**Task brief:**
Show all the lines in the data below that include the word "diorama".

Records to process Block Start

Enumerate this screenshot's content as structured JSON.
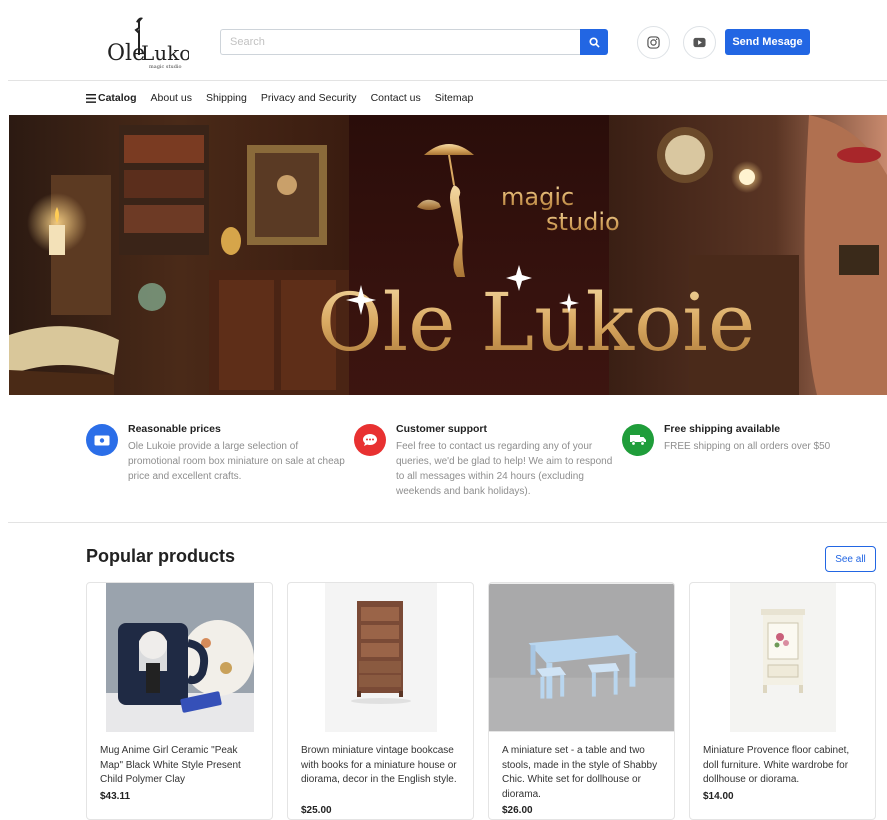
{
  "header": {
    "logo_text": "Ole Lukoie",
    "logo_subtext": "magic studio",
    "search_placeholder": "Search",
    "send_message_label": "Send Mesage"
  },
  "nav": {
    "catalog": "Catalog",
    "items": [
      "About us",
      "Shipping",
      "Privacy and Security",
      "Contact us",
      "Sitemap"
    ]
  },
  "banner": {
    "subtitle_line1": "magic",
    "subtitle_line2": "studio",
    "title": "Ole Lukoie"
  },
  "features": [
    {
      "title": "Reasonable prices",
      "text": "Ole Lukoie provide a large selection of promotional room box miniature on sale at cheap price and excellent crafts.",
      "icon": "money-icon",
      "color": "#2b6ee8"
    },
    {
      "title": "Customer support",
      "text": "Feel free to contact us regarding any of your queries, we'd be glad to help! We aim to respond to all messages within 24 hours (excluding weekends and bank holidays).",
      "icon": "chat-icon",
      "color": "#e83131"
    },
    {
      "title": "Free shipping available",
      "text": "FREE shipping on all orders over $50",
      "icon": "truck-icon",
      "color": "#1f9d3a"
    }
  ],
  "popular": {
    "title": "Popular products",
    "see_all": "See all",
    "products": [
      {
        "name": "Mug Anime Girl Ceramic \"Peak Map\" Black White Style Present Child Polymer Clay",
        "price": "$43.11"
      },
      {
        "name": "Brown miniature vintage bookcase with books for a miniature house or diorama, decor in the English style.",
        "price": "$25.00"
      },
      {
        "name": "A miniature set - a table and two stools, made in the style of Shabby Chic. White set for dollhouse or diorama.",
        "price": "$26.00"
      },
      {
        "name": "Miniature Provence floor cabinet, doll furniture. White wardrobe for dollhouse or diorama.",
        "price": "$14.00"
      }
    ]
  },
  "colors": {
    "primary": "#2266e3",
    "text": "#222222",
    "muted": "#8e8e8e"
  }
}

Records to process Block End

**Result for this exercise:**
        "name": "Brown miniature vintage bookcase with books for a miniature house or diorama, decor in the English style.",
        "name": "A miniature set - a table and two stools, made in the style of Shabby Chic. White set for dollhouse or diorama.",
        "name": "Miniature Provence floor cabinet, doll furniture. White wardrobe for dollhouse or diorama.",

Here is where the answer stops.